REQUIRED WORK >>
Check each line of the data, and copy those where "registration" appears.

##### PROVIDED RECORDS #####

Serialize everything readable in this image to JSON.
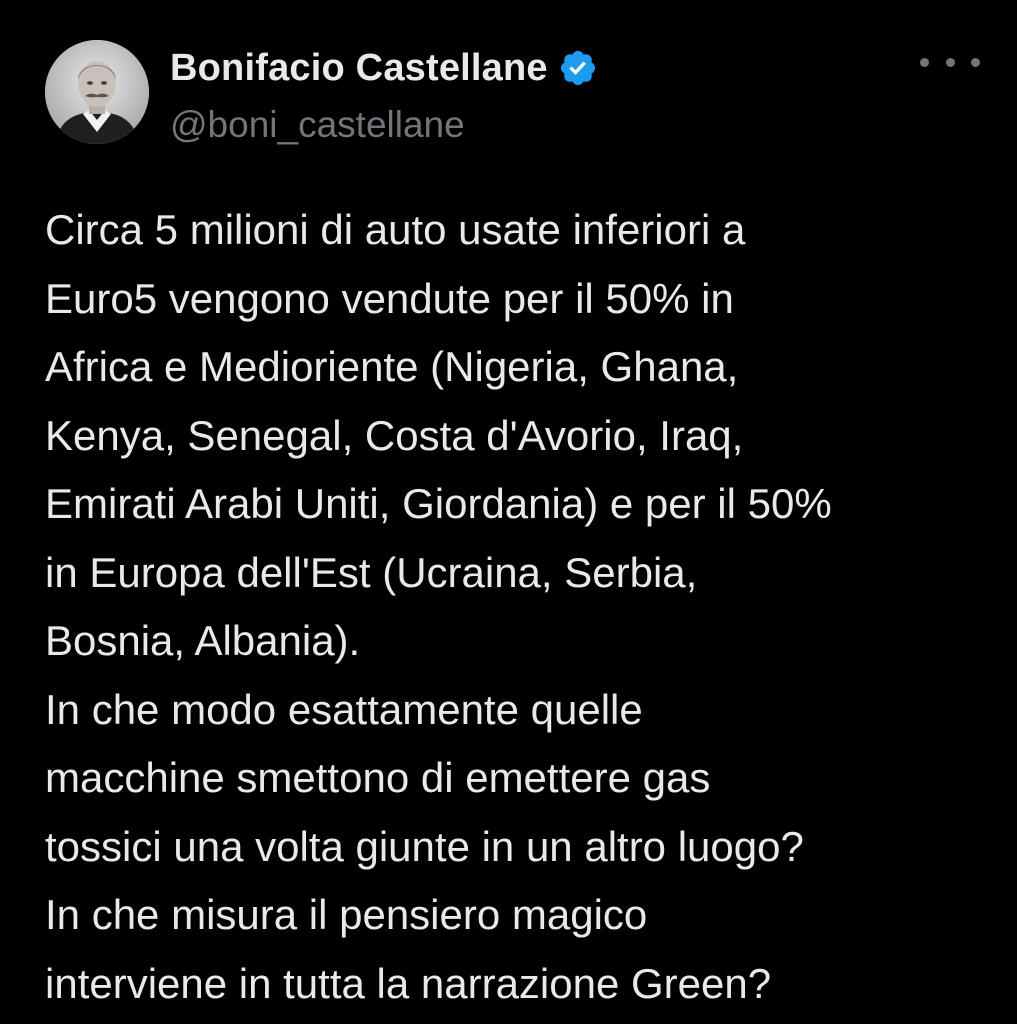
{
  "tweet": {
    "author": {
      "display_name": "Bonifacio Castellane",
      "handle": "@boni_castellane",
      "verified": true,
      "verified_icon": "verified-badge-icon",
      "verified_color": "#1d9bf0"
    },
    "more_icon": "more-options-icon",
    "lines": [
      "Circa 5 milioni di auto usate inferiori a",
      "Euro5 vengono vendute per il 50% in",
      "Africa e Medioriente (Nigeria, Ghana,",
      "Kenya, Senegal, Costa d'Avorio, Iraq,",
      "Emirati Arabi Uniti, Giordania) e per il 50%",
      "in Europa dell'Est (Ucraina, Serbia,",
      "Bosnia, Albania).",
      "In che modo esattamente quelle",
      "macchine smettono di emettere gas",
      "tossici una volta giunte in un altro luogo?",
      "In che misura il pensiero magico",
      "interviene in tutta la narrazione Green?"
    ]
  },
  "colors": {
    "background": "#000000",
    "text_primary": "#e7e9ea",
    "text_secondary": "#71767b",
    "accent": "#1d9bf0"
  }
}
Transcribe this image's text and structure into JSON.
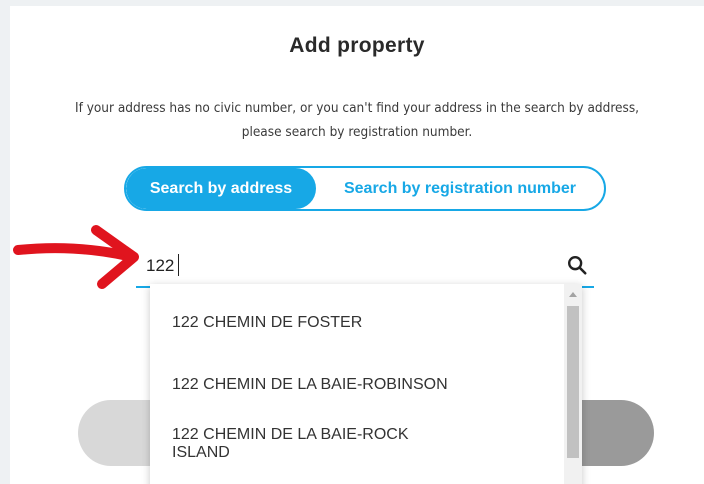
{
  "dialog": {
    "title": "Add property",
    "description_line1": "If your address has no civic number, or you can't find your address in the search by address,",
    "description_line2": "please search by registration number."
  },
  "toggle": {
    "address_label": "Search by address",
    "registration_label": "Search by registration number",
    "active": "address"
  },
  "search": {
    "value": "122",
    "icon": "search-icon"
  },
  "dropdown": {
    "items": [
      {
        "line1": "122 CHEMIN DE FOSTER",
        "line2": ""
      },
      {
        "line1": "122 CHEMIN DE LA BAIE-ROBINSON",
        "line2": ""
      },
      {
        "line1": "122 CHEMIN DE LA BAIE-ROCK",
        "line2": "ISLAND"
      }
    ]
  },
  "colors": {
    "accent": "#17a8e6",
    "annotation_arrow": "#e0141e"
  }
}
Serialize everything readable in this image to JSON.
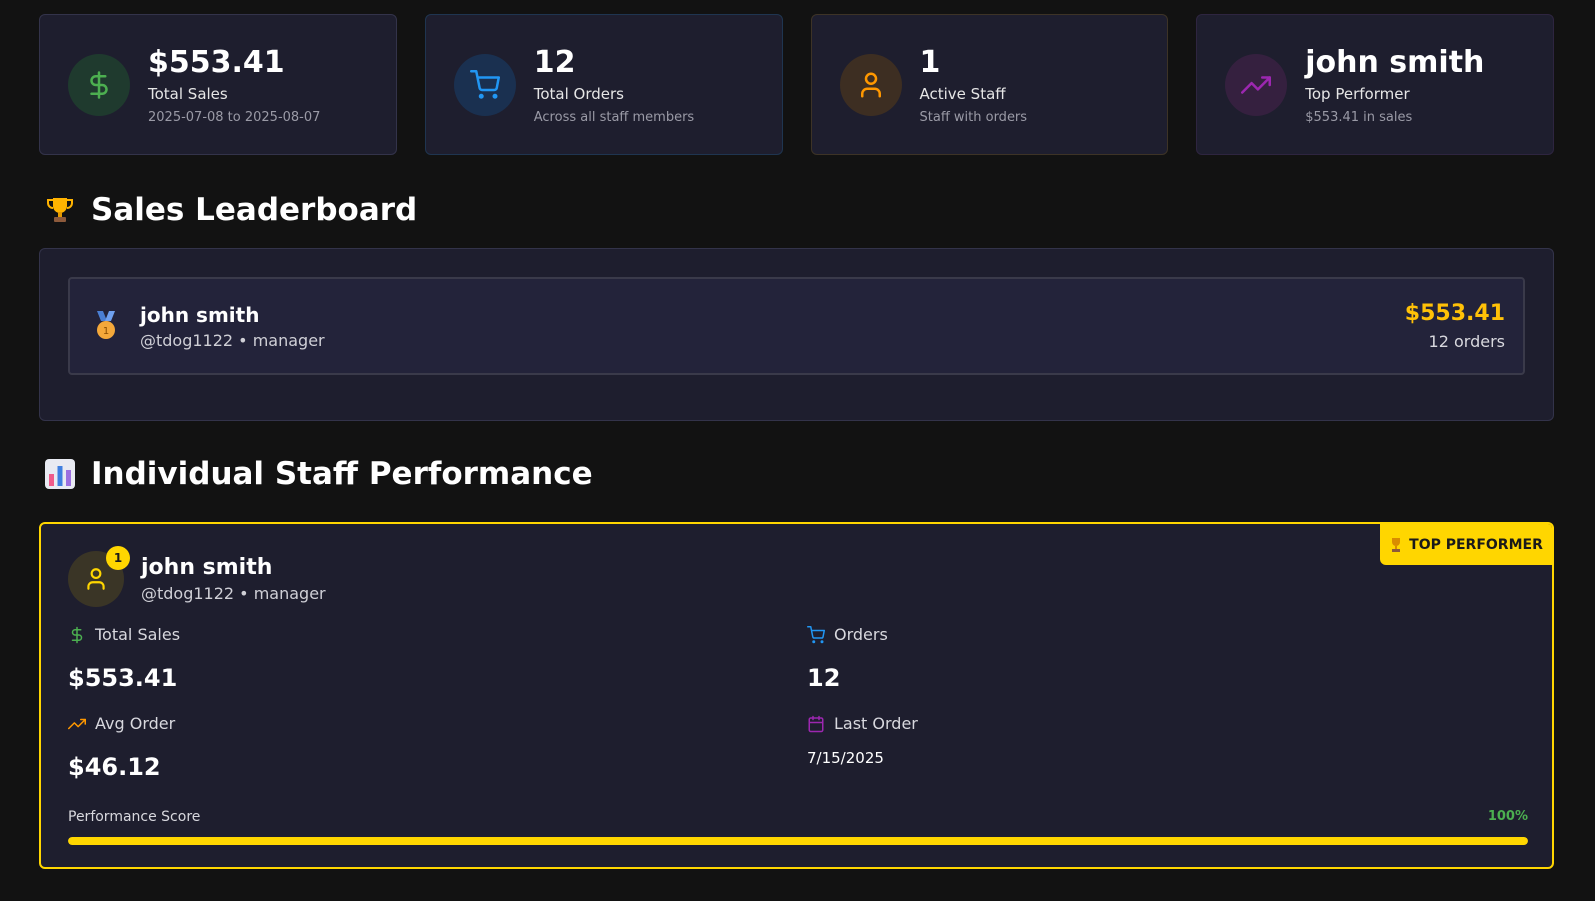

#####

SOLUTION TO THIS PROBLEM >>
    "description_line2": "please search by registration number."
    "registration_label": "Search by registration number",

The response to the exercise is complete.